Mr. Dylan Sweyko-Kuhlman, Archivist of our Kansas Masonic Library and Museum, provided an update about our online collection to the annual meeting of the Kansas Lodge of Research (KSLOR) in Topeka on Thursday, March 15, 2018. As a reminder, KSLOR is the group that made the online collection possible through our donations for the PastPerfect archiving software Dylan uses to catalog our holdings. A button labeled Library & Archives has been added to the menu above so you’ll be able to easily find the collection as long as your remember KSLOR.org.
Per Dylan, the next series of priorities is to scan in the most requested or needed books in the collection so you’ll be able to access them online. These would be the books that are not available elsewhere: The out-of-print, rare ones, and one-of-a-kind. For those books currently available for sale at, say, Amazon or Macoy’s, we’ll need to find them in catalogs of local libraries where they can be read online or ordered delivered to your local library for check out. Maybe a revamped Research Committee can start posting links to the libraries and repositories of Research Lodges and grand Lodge libraries of the other jurisdictions in the US (hint-hint).
The collection can also hold your digital artifacts. Several KSLOR members mentioned having pictures of key events or historical figures in their lodge. These are important parts of our heritage and should not be neglected. I recommend that you call Dylan at 785-234-5518 and coordinate how to get those artifacts into the online collection. It is my dream that someday we will be able to research and find the golden gems that are currently quietly reposing in dusty lodge archives across the state.
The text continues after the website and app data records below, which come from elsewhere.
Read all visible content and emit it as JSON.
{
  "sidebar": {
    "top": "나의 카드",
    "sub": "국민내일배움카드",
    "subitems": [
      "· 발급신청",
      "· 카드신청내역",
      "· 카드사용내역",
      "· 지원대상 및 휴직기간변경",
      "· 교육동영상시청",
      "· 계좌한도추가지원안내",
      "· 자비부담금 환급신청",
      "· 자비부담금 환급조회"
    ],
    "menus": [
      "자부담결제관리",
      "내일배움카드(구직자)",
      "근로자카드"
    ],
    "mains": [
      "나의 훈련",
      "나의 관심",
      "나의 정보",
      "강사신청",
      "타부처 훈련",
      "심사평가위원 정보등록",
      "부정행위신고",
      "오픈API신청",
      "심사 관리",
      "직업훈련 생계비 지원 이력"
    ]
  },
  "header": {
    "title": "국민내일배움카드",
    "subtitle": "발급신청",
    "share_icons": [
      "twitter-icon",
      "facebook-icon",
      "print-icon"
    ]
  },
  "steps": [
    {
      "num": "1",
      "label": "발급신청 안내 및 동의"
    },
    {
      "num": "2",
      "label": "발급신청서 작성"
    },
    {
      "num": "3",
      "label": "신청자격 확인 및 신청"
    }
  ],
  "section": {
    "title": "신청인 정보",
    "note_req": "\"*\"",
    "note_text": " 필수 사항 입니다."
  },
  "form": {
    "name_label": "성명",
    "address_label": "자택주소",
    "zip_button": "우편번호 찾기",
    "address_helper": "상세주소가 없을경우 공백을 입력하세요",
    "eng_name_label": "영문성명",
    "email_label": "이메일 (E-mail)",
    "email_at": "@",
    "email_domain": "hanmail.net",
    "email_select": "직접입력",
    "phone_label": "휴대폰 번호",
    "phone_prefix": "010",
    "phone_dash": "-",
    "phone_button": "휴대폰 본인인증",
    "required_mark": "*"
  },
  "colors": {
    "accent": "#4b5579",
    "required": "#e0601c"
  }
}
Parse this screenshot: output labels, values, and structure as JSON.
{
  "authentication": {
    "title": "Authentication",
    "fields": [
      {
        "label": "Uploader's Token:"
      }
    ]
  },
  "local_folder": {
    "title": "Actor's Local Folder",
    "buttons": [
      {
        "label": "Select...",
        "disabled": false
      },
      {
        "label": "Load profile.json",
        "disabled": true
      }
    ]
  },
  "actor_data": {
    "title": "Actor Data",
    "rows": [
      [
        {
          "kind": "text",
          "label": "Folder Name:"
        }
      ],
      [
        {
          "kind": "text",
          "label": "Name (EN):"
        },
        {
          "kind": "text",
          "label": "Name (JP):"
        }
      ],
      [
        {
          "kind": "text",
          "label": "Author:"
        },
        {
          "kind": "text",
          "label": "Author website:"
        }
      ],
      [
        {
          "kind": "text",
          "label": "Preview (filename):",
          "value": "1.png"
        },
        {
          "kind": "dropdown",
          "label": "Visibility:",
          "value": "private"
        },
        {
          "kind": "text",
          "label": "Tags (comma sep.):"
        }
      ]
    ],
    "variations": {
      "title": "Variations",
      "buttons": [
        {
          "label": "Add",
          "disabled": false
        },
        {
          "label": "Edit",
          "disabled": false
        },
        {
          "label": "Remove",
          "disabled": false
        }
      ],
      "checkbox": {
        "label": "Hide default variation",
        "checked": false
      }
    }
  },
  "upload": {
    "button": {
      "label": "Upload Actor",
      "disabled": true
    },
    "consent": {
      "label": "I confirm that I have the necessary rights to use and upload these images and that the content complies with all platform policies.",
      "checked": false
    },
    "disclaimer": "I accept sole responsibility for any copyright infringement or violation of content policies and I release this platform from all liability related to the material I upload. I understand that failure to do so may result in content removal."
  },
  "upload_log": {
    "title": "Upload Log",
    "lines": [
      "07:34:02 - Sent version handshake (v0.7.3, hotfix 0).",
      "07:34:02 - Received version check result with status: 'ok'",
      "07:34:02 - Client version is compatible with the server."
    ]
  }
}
There was mention that the Grand Lodge office is attempting to digitize all the membership records. This is excellent when tracing a family’s Masonic history. Our eventual digitized collection of both Grand Lodge and local lodge holdings will take the family tracing to the next level. You’ll not only know who in your family was a Mason, but what they did as a Mason and their impact on their lodge and community.
History has a way of repeating itself and the glory days of men seeking Masonic membership en masse is not behind us. It is ahead of us. As younger generations begin to look for a solid rock in the rough seas of anti-establishment, pursuit of the profane, and distributed electronic societies, they will discover what we have and come to us in numbers.